Cataracts occur when the lens of the eye becomes clouded. People who develop cataracts in their eyes describe the effect as similar to looking through a window covered in frost. Removing cataracts typically requires surgery, so prevention is critical. Research indicates that substantial exposure to UV rays can increase the likelihood of cataracts developing later in life.
This type of benign tumour is also referred to as “surfer’s eye.” Pterygium may be caused when UV radiation causes cells in the eye to divide abnormally, resulting in a pinkish growth near the cornea. Pterygium often affects both eyes and can grow large enough to cover the entire pupil. If this occurs, vision can be significantly impaired.
Photokeratitis & Photoconjunctivitis
Think of these conditions like sunburns on the eye — ouch! In each case, UV rays from sunlight cause inflammation of tissues within the eye. Photokeratitis occurs when the cornea itself becomes inflamed, whereas photoconjunctivitis is an inflammation of the membrane that lines the eye socket and eyelids. This membrane is also known as the conjunctiva.
Most of the other conditions on this list are unlikely to occur during childhood — although exposing a child’s eyes to direct sunlight can increase their likelihood later in life. However, photokeratitis and photoconjunctivitis are common occurrences in children and may come with various unpleasant symptoms, including pain and blurred vision.
Skin Cancer Near the Eyes
Sunscreen is essential for protecting the skin during outdoor activities, but most people don’t apply it near the eyes because it can sting. Unfortunately, that also means that UV rays can affect the skin near the eyes, increasing skin cancer risk in those areas. As with most of the problems listed above, skin cancer usually develops after years of UV exposure — so the sooner you start protecting the skin around your child’s eyes, the less likely it is to affect them.
Supporting Healthy Vision with Regular Eye Exams
Not all sunglasses are created equal, and not all children have the same ocular needs. The best way to find sunglasses that suit your child’s needs and preferences is to schedule an eye exam with a qualified professional. They can determine whether your child needs prescription lenses, help them find a good fit, and show you numerous options within your budget.
Sunglasses: More Than a Fashion Statement
It’s best to consider sunglasses a necessity instead of an accessory — especially when it comes to your kids.
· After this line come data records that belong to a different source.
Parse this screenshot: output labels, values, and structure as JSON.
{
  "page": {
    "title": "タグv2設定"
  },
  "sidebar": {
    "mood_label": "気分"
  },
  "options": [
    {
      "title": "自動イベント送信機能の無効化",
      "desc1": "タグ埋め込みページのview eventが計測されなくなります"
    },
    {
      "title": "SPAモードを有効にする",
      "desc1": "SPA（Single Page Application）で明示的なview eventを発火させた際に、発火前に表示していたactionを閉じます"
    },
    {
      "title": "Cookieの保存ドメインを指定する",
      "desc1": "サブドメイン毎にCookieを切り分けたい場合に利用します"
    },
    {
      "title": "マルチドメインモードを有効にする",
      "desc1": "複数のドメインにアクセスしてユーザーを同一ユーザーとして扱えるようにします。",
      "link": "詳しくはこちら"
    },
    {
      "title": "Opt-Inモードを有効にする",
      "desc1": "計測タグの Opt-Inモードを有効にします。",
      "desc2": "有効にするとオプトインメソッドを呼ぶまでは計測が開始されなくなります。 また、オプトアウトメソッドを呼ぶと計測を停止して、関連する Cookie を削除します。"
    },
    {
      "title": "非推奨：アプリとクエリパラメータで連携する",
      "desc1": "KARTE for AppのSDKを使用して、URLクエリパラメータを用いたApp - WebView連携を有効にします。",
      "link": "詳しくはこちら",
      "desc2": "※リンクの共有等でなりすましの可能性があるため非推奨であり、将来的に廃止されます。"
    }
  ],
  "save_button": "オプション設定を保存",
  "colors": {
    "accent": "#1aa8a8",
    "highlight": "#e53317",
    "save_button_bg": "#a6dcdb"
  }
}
Teach them to wear sunglasses whenever they go outside so that they can start protecting their eyes early and reduce the risk of many preventable health problems. Better yet, lead by example and make sure you take sunglasses of your own on future family trips.